# Problem to solve
Across the entries that follow, work out the number of lines containing the string "description", and state it alone.

Excerpts from an interface dataset

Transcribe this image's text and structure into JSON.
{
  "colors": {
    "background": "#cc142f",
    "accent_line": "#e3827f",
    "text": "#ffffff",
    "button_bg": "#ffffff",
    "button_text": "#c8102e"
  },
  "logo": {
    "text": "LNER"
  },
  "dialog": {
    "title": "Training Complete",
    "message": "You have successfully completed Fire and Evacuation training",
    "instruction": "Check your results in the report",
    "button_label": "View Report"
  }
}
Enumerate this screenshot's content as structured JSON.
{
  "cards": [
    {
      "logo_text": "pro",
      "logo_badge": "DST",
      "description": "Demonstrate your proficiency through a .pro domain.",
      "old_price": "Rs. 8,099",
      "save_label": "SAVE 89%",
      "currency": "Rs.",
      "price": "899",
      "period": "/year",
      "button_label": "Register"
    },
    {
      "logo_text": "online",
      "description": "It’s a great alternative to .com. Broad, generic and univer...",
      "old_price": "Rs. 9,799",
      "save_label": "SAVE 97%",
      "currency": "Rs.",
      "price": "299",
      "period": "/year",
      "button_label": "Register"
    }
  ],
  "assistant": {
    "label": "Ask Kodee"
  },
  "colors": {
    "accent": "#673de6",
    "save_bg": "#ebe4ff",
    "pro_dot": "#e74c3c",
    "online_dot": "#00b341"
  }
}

# Solution to this task
2